Warmed up, we headed around to the back of the boulder to try the Split Right project - or at least a variant of it.  Instead of the usual low start, we instead opted to start on the first hold of The Possiblizer (V4ish?) then head straight left into the project.  This turned out to be a great idea; it avoids the first reachy (!) move of the direct start, but climbs through the rest of the problem.  We were making great progress - I even fell from the last move - but we decided to move on to other, easier, lines after Josh made quick work of The Possiblizer.

Kyle getting higher and higher on the tall, fun, and slightly spooky Past Time (V1).

We walked around the City of Giants for awhile, scoping new problems, and ended up at a large white block near the Karst Boulder.  We managed to put up a new tricky arete problem on really solid rock; the boulder is composed of what I call 'porcelain stone' (very hard, very white, and dropped pieces make a ringing sound like pieces of broken ceramic), so I called the new line Porcelain (V4ish).  Josh nearly send a great-looking eliminate on the face, then we then moved around to the back of the boulder where a handful of new lines waited for us.  First we cleaned and send a quirky line that proved to be a lot of fun.  A powerful first move to a huge ledge hold was followed by a strange (and strangely difficult) mantle-esque move to a good rail hold.  I called it Mantle Master (V1?2?) after nearly falling from the weird mantle move... Josh did it much more easily than I did!

Josh B. crushing a lap on Porcelain (hard V4ish).

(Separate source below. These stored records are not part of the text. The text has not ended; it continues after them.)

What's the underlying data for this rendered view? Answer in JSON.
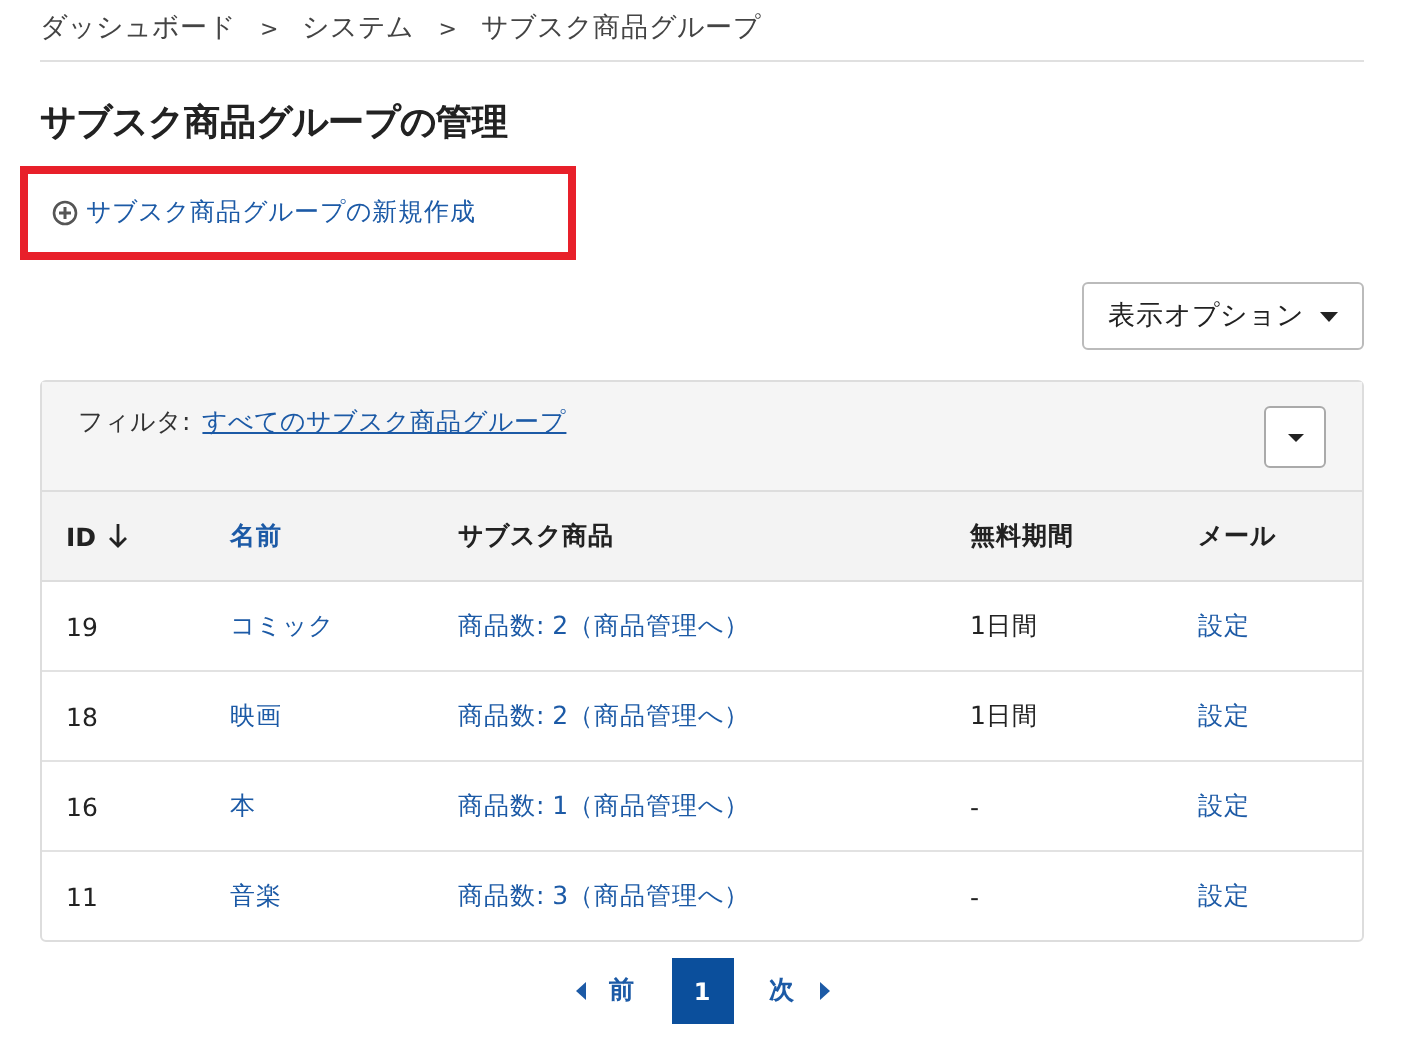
{
  "breadcrumb": [
    "ダッシュボード",
    "システム",
    "サブスク商品グループ"
  ],
  "breadcrumb_separator": ">",
  "heading": "サブスク商品グループの管理",
  "create_link": {
    "label": "サブスク商品グループの新規作成",
    "highlighted": true
  },
  "options_button": {
    "label": "表示オプション"
  },
  "filter": {
    "label": "フィルタ:",
    "value": "すべてのサブスク商品グループ"
  },
  "table": {
    "columns": [
      {
        "label": "ID",
        "sorted": true,
        "link": false,
        "cell_link": false
      },
      {
        "label": "名前",
        "sorted": false,
        "link": true,
        "cell_link": true
      },
      {
        "label": "サブスク商品",
        "sorted": false,
        "link": false,
        "cell_link": true
      },
      {
        "label": "無料期間",
        "sorted": false,
        "link": false,
        "cell_link": false
      },
      {
        "label": "メール",
        "sorted": false,
        "link": false,
        "cell_link": true
      }
    ],
    "rows": [
      [
        "19",
        "コミック",
        "商品数: 2（商品管理へ）",
        "1日間",
        "設定"
      ],
      [
        "18",
        "映画",
        "商品数: 2（商品管理へ）",
        "1日間",
        "設定"
      ],
      [
        "16",
        "本",
        "商品数: 1（商品管理へ）",
        "-",
        "設定"
      ],
      [
        "11",
        "音楽",
        "商品数: 3（商品管理へ）",
        "-",
        "設定"
      ]
    ]
  },
  "pagination": {
    "previous": "前",
    "next": "次",
    "pages": [
      {
        "label": "1",
        "selected": true
      }
    ]
  }
}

Josh added another problem to the right of Mantle Master he called Mantle Asylum (V1), and then cleaned a line up the sloping left-hand arete.  It looked like an obvious crimp-and-pinch problem, but in my experience the smooth texture of the 'porcelain stone' at Frank Slide can become a real factor in hard problems!  Josh's fingers were beat up (his third day on!), and it was getting late, so he bailed, leaving the arete to Kyle and I.  I tried it for a half-hour or so, but a tricky short dyno to a blunt pinch was shutting me down, so I settled into the role of spotter and pad-caddy.  Kyle linked the first five moves fairly quickly, but then realized that the mantle wasn't going to be easy.  Kyle's "Frank experience" paid off in the end, though, and he managed an absolute end-of-the-day (9:00 or so!) send of a great new line!  A brilliant effort to end the session!  After some discussion, Kyle decided to call it The Cure (V6? Maybe harder?).

Kyle contemplating life and mantle moves amidst the blocks of Frank Slide.

We trudged back to the van, packed up, and then headed to Tim Hortons for something to eat and coffee to drink for the long drive back to Lethbridge.  Another great day of bouldering in the Rockies!